In Malloy's fight to have all votes counted in Irvington's election, Republican Dennis Flood had legal representation from John Ciampoli of Albany. Ciampoli is a noted election law expert, a member of the Republican National Lawyers Association and widely considered the big hitter among New York conservatives when it comes to defeating Democrats in close elections.
Ciampoli was the featured speaker at the Conservative Party Political Action Conference (CPPAC) held January in Albany and gave what I'm sure was a stirring talk on the latest developments in election law and strategies for securing Republican victories in election cases.
He was Republican Nick Spano's attorney in the long-contested recount fight with Democrat Andrea Stewart-Cousins and he also represented Republican Larry Delgado in his 2002 fight with Glen Hockley over a seat on the White Plains Common (City) Council.
If, as Flood asserts, party doesn't matter in such small elections why would the New York Republican party dispatch their biggest gun to tiny Irvington to take on Erin Malloy?
The answer is simple: Party affiliation at even the most local level does matter. The Republicans have for too long been superior to Democrats in local and regional strategizing and acknowledging that the road to Congress and the White House is paved with a concentrated and solid local foundation. Democrats need to realize that and stop letting them get away with this non-partisan rhetoric, when their actions say otherwise.
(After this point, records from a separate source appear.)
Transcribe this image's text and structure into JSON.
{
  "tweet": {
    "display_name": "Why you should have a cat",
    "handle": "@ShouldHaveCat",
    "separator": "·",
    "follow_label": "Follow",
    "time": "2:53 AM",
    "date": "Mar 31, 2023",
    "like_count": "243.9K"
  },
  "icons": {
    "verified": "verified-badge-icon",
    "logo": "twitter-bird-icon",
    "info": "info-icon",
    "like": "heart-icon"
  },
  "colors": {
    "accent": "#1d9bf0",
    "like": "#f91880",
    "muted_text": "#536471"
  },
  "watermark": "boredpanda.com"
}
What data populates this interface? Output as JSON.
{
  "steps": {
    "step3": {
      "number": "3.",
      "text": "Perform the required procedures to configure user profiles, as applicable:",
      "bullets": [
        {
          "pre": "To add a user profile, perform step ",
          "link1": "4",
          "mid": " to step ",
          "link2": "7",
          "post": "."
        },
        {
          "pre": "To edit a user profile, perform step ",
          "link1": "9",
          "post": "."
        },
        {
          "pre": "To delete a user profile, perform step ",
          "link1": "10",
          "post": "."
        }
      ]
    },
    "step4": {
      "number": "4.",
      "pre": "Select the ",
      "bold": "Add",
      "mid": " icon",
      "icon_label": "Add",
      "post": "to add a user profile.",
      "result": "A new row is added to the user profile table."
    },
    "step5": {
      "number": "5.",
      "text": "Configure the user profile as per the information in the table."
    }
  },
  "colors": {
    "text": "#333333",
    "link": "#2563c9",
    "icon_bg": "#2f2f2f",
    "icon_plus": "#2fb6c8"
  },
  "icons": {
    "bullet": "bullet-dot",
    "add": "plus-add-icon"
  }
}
Republicans clearly did not send their biggest legal dog to Irvington to enjoy the town's lovely views of the Hudson River.
The Irvington mayoral election obviously held meaning that was bigger than many realize. It's time we Democrats start loudly delivering that message to local voters.